Kazu Miura (Japan)
Sydney FC, 2005
The Japanese spectators screamed hysterically every time one man touched the ball at the FIFA Club World Cup Japan 2005. Not Amoroso, Steven Gerrard, Rogerio Ceni or Xabi Alonso, but the Sydney No11. ‘King Kazu’, of course, was the Japanese game’s first superstar and the maiden Asian Footballer of the Year, so his signing was a marketing masterstroke by the club. At 38, Miura was well past his peak, but he still had his moments during his six matches for Sydney, including scoring twice in a 3-2 loss at Adelaide United.

Benito Carbone (Italy)
Sydney FC, 2006
Eager to fill Yorke’s sizeable void, the Sky Blues handed another former star of English football a four-match deal with a view to a permanent move. Carbone’s debut suggested they had once again hit the jackpot, with the little attacking midfielder setting up two goals – including one with an exquisite back-heel – and scoring one as Sydney emphatically won 4-1 away to Adelaide United. After netting a free-kick in his third game, however, the former Inter Milan and Sheffield Wednesday man sustained a hamstring tear that ruled him out for two months. Dissuaded by Carbone’s injury problems, Sydney elected against increasing their initial contract offer, which the 35-year-old had rejected.

Romario (Brazil)
Adelaide United, 2006-07
Over two decades since he made his professional debut, the 40-year-old Baixinho (Shortie) signed a big-money four-match deal with The Reds. There was a carnival atmosphere, with samba drums beating and Brazilian dancers performing, during his first two outings, but both ended with Romario drawing blanks and Adelaide losing.
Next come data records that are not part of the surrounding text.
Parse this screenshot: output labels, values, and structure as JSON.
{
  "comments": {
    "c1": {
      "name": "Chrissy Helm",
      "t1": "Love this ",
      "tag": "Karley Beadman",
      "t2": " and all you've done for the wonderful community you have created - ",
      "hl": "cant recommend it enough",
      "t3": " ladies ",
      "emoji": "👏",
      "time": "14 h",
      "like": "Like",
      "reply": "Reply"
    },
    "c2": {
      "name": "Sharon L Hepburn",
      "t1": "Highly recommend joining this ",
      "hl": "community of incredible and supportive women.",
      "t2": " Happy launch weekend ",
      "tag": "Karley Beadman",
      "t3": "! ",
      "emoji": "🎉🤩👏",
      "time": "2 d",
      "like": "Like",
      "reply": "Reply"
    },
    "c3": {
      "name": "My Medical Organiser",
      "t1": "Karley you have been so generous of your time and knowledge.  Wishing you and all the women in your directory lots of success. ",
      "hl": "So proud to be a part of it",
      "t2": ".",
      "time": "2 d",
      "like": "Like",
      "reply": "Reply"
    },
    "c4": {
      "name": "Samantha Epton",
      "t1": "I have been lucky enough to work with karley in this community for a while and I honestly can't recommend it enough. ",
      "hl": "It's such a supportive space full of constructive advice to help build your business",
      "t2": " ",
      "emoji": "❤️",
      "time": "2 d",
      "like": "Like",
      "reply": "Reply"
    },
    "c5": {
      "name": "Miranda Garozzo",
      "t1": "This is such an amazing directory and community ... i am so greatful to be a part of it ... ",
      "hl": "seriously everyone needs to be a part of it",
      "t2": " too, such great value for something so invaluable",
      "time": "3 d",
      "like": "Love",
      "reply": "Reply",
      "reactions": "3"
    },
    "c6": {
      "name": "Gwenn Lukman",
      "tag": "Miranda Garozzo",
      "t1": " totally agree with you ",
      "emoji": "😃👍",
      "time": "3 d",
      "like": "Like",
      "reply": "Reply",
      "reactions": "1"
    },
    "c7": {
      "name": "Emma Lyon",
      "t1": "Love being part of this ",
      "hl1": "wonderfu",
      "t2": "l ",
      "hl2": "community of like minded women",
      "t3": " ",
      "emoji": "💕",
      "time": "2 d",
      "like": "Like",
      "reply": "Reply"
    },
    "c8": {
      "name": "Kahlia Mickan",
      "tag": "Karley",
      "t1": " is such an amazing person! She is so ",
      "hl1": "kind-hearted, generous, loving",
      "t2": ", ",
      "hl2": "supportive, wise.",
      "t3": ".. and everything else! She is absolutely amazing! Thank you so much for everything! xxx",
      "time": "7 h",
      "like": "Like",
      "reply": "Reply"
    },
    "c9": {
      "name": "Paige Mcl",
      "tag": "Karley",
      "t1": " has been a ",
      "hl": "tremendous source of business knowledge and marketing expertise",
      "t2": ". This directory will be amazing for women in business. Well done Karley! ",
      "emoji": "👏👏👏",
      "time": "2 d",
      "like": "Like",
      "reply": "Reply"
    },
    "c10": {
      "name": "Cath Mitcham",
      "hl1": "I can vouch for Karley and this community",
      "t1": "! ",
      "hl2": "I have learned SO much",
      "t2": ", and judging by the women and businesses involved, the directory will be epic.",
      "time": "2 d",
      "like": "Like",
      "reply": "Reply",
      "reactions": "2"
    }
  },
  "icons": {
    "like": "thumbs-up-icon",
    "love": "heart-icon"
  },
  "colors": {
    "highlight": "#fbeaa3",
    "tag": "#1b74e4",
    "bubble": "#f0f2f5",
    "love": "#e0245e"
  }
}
The marksman who inspired Brazil to USA 1994 glory was then substituted with his side losing at home to rock-bottom New Zealand Knights, with his replacement Travis Dodd helping United earn a point. Finally, in his last appearance, Romario scored and Adelaide won. It was one of the ugliest goals of the Barcelona legend’s career, but they all count – that one helped United edge Newcastle Jets 3-2 and qualify for the play-offs in second place, and himself move onto 987 career goals by his personal count.

Jardel (Brazil)
Newcastle Jets, 2007-08
The New South Wales side made the former Brazil striker their marquee signing ahead of the A-League’s third season, but he was unrecognisable from the man who scored more goals than he played games over six seasons in Portugal between 1996 and 2003. An overweight Jardel was relegated to the bench after just one appearance and, although club owner Con Constantine persistently urged coach Gary van Egmond to give the two-time European Golden Shoe winner a run in the team, the former eventually admitted the latter had been right after the 34-year-old was still goalless following 11 matches for the Jets. Jardel left Hunter Stadium in the January, and six weeks later Newcastle became A-League champions.

Juninho Paulista (Brazil)
Sydney FC, 2007-08
“He’s every striker’s dream,” said Alex Brosque of Sydney team-mate Juninho Paulista. “He creates opportunities for you out of nothing.” And that the 2002 FIFA World Cup Korea/Japan winner did with monotonous regularity for Brosque and Co when he was on the pitch. The problem with the former Middlesbrough and Atletico Madrid genius was that consistent injuries limited him to just 14 appearances in the 2007/08 A-League, and prompted the club to release him at the end of the season.

Robbie Fowler (England)
North Queensland Fury, 2009-10
Perth Glory, 2010-11
North Queensland Fury made the Liverpool legend their marquee signing for their inaugural A-League campaign, and although the 34-year-old scored a few spectacular goals, his form was inconsistent as the club failed to make the play-offs. Following a contractual dispute, Fowler moved across Australia to Perth Glory. The former England striker scored nine goals in 28 appearances for the Western Australia outfit, who finished a disappointing second-bottom of the 2010/11 A-League’s regular season. Fowler swiftly ended his Australian adventure for “family reasons”.